(INPUT DATA)

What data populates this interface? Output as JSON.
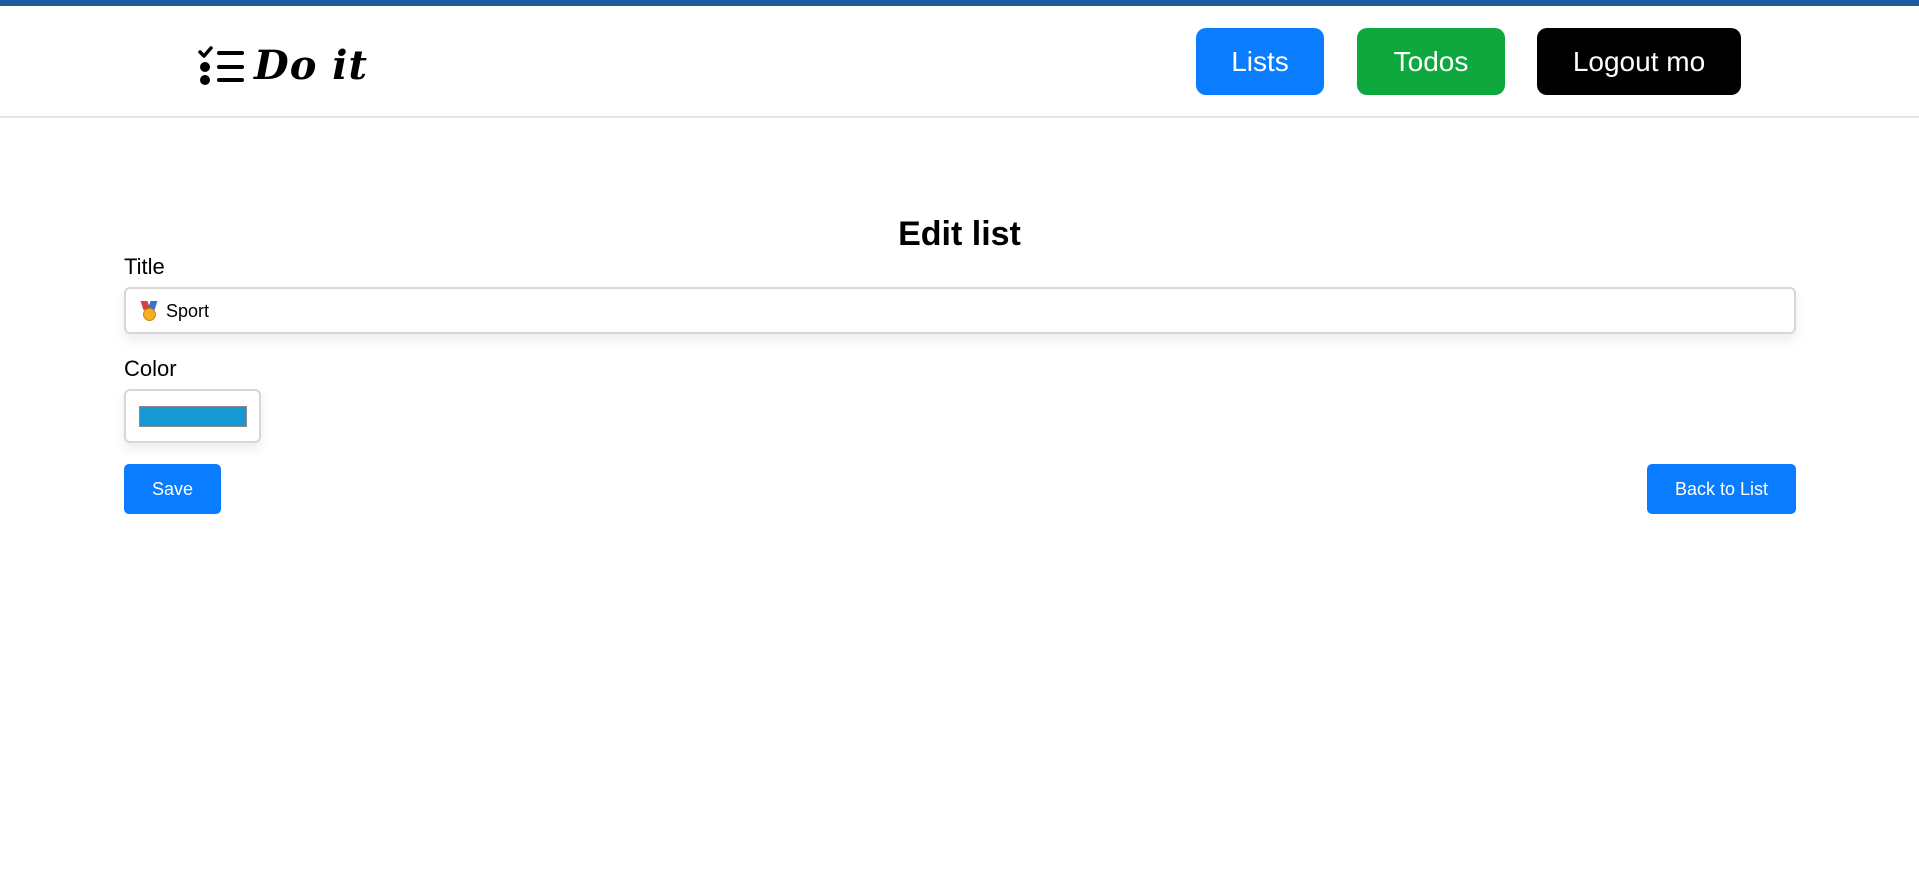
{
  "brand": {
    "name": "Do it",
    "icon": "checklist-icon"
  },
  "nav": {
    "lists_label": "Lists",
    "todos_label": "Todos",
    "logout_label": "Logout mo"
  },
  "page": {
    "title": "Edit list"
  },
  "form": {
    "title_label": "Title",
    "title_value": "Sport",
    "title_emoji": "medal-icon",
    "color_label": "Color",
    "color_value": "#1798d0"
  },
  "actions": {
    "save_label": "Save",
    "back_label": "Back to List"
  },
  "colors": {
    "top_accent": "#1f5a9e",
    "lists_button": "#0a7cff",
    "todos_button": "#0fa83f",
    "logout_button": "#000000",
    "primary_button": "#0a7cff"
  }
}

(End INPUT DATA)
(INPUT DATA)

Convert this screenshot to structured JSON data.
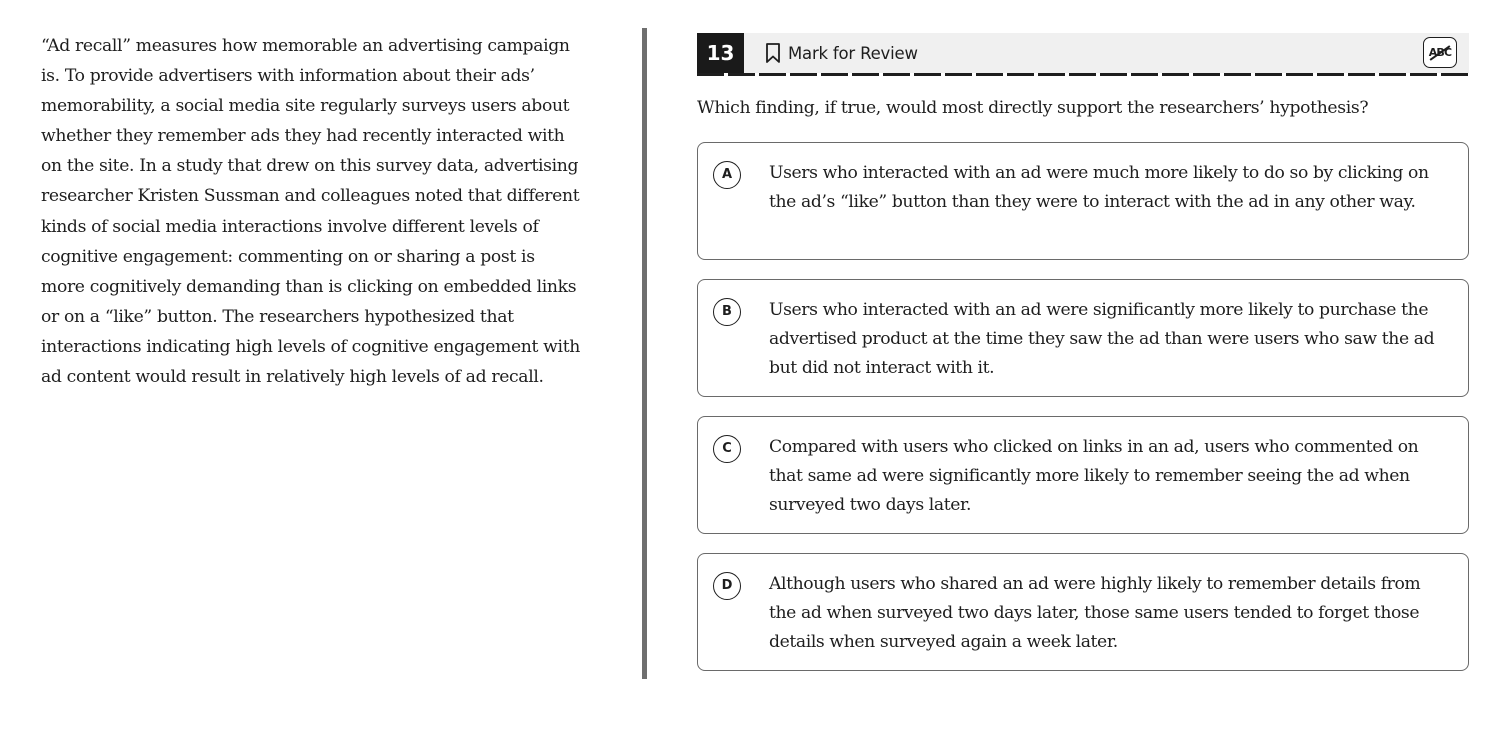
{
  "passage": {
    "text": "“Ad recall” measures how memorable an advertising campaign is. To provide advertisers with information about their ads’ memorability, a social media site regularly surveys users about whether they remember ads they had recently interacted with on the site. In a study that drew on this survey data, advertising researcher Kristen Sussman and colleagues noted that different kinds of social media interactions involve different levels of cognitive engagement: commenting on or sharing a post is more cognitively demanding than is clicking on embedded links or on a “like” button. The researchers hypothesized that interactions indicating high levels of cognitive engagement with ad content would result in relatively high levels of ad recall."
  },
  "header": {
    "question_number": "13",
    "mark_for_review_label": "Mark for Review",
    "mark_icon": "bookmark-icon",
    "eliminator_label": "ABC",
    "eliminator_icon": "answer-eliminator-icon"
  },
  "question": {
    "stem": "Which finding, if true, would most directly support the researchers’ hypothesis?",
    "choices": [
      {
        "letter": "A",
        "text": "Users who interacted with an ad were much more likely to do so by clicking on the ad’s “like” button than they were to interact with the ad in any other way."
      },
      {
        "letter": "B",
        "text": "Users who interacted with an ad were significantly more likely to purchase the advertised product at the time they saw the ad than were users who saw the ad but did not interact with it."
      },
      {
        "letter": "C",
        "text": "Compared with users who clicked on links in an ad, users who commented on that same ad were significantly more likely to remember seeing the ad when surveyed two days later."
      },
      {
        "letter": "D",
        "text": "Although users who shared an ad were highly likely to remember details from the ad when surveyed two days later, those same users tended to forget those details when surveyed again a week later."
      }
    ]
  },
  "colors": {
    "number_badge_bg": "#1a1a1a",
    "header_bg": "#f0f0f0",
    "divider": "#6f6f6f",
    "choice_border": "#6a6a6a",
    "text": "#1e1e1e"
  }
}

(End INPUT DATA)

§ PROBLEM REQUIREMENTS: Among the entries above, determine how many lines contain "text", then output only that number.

§ WRITTEN RESPONSE: 6